Beware—another telephone scam is on the rise, and if you’re not careful, it could cost you.
The Canada Revenue Agency (CRA) is warning taxpayers to watch out for scammers that call, impersonate official agents, and issue threats of court charges, jail time and even deportation for failure to pay a fake outstanding tax debt.
The caller then demands to be paid via some pretty unofficial means. For instance, they tend to ask the unsuspecting taxpayer to purchase prepaid credit cards and to stay on the phone with them to pass along the information. They may also request Western Union, MoneyGram or even your bank’s E-Transfer service.
“It’s a massive scam,” says Daniel Williams, a fraud specialist with the Canadian Anti-Fraud Centre. In fact, it’s the biggest phone scam they’re currently dealing with. Out of the 300 or so complaints the Centre can handle daily, lately up to one-third have been regarding the phony CRA callers.
Williams says the amount of money that the fraudsters demand can be anywhere between $700 and $2,500. Authorities suspect that the criminals are scouring public online phone directories like Canada 411 to pick foreign-sounding names to target. The fraudsters are hoping their victims are recent immigrants that are less familiar with the practices of the CRA and therefore more likely to fall for their schemes.
The scammers can be very convincing if they capture your attention for a few minutes on the phone. They tell their victims that their taxes have been audited and they owe money. They assure their victims with ID numbers and case numbers to sound legitimate. And while the caller ID may display an Ottawa phone number, the scammers are usually using technology to “spoof” their actual location, which could further assuage the doubts of a gullible taxpayer.
Williams says that if you encounter what appears to be a CRA agent calling you for money, before you make any rash decisions, make sure to verify who exactly you’re talking to. Ask for a name, a case number and inform the caller that you will be contacting the Government of Canada for further information. If they balk, give you a bogus-sounding email or try to convince you to stay on the phone, be wary. A legitimate institution won’t mind if you get in touch by another means.
Another red flag, according to Williams, is if the caller has a sense of urgency. If they pressure you to act quickly or give you a deadline of a couple of hours to complete a payment, that’s a dead giveaway that something is up. “Real entities aren’t going to go out of business tomorrow,” he says. Scammers want to get their hands on your hard-earned money as soon as possible because they know that if you have a few moments to think and do a quick Google search or ask a friend, their jig is up.

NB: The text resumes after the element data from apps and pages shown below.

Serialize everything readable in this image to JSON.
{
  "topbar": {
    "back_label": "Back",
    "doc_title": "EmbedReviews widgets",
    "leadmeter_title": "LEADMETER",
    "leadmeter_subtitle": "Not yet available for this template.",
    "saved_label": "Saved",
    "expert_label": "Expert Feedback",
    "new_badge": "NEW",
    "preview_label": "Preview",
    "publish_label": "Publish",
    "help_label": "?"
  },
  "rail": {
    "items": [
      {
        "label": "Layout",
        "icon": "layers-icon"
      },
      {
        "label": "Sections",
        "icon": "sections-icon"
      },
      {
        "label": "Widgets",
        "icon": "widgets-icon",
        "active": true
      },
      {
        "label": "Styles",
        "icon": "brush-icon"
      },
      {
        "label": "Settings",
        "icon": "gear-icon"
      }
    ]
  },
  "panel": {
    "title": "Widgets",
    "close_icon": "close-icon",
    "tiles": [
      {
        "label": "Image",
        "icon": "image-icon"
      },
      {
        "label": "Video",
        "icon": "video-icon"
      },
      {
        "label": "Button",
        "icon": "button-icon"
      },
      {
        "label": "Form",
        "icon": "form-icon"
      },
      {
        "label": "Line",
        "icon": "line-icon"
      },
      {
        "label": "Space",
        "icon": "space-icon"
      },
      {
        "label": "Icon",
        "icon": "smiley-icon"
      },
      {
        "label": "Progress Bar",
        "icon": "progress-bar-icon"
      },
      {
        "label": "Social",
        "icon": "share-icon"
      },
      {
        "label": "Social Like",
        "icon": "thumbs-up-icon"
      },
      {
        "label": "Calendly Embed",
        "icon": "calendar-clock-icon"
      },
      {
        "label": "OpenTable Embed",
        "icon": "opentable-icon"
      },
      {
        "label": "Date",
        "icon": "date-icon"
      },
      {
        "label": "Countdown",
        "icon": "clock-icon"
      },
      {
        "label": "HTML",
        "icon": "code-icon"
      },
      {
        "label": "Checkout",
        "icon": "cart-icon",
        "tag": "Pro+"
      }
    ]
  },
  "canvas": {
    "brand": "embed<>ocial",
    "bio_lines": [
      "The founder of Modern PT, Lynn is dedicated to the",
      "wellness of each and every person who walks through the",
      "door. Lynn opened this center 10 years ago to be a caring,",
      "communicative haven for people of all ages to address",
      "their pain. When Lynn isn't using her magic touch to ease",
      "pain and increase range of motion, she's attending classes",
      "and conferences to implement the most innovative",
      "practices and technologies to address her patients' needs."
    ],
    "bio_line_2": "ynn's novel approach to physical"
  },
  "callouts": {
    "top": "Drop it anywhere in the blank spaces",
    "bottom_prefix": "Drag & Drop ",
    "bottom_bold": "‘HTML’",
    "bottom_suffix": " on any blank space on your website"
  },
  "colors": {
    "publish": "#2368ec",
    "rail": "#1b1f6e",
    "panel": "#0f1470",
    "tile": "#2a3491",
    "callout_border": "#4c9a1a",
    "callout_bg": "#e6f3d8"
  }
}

Whereas these fraudsters try to strike fear in our law-abiding hearts, other scammers try to entice Canadians with the promise of extra benefits and refunds. These wily guys cast their net for victims via email rather than phone and wheedle out important personal information—including your SIN and bank details—under the guise of sending you more money, only to bleed you dry.
This scam is being sent to more people, since it’s a lot easier sending out a mass email than making personal phone calls. However, as Internet users become savvier, this type of ploy is attracting fewer victims than before. According to Williams, a red flag for this CRA scam is if the email starts with a generic “Dear Taxpayer,” which the real tax collector would never do. Alternatively, if your email address includes your name, these impostors may use that in the greeting instead, but watch out for bad spelling and grammar throughout the rest.
If you have received this call or email and have fallen for the ruse, Williams recommends immediately attempting to stop the transfer of money. Depending on how long it has been since the initial call, this may not be possible. Regardless of whether you can save your money, report the fraud to the police.
Here are some additional points to consider if you ever think you’re dealing with a scammer, taken from the CRA website.
- never requests prepaid credit cards;
- never asks for information about your passport, health card, or driver’s licence;
- never shares your taxpayer information with another person, unless you have provided the appropriate authorization; and
- never leaves personal information on your answering machine or asks you to leave a message containing your personal information on an answering machine.
When in doubt, ask yourself the following:
- Is there a reason that the CRA may be calling? Do I have a tax balance outstanding?
- Is the requester asking for information I would not include with my tax return?
- Is the requester asking for information I know the CRA already has on file for me?
- How did the requester get my email address or telephone number?
- Am I confident I know who is asking for the information?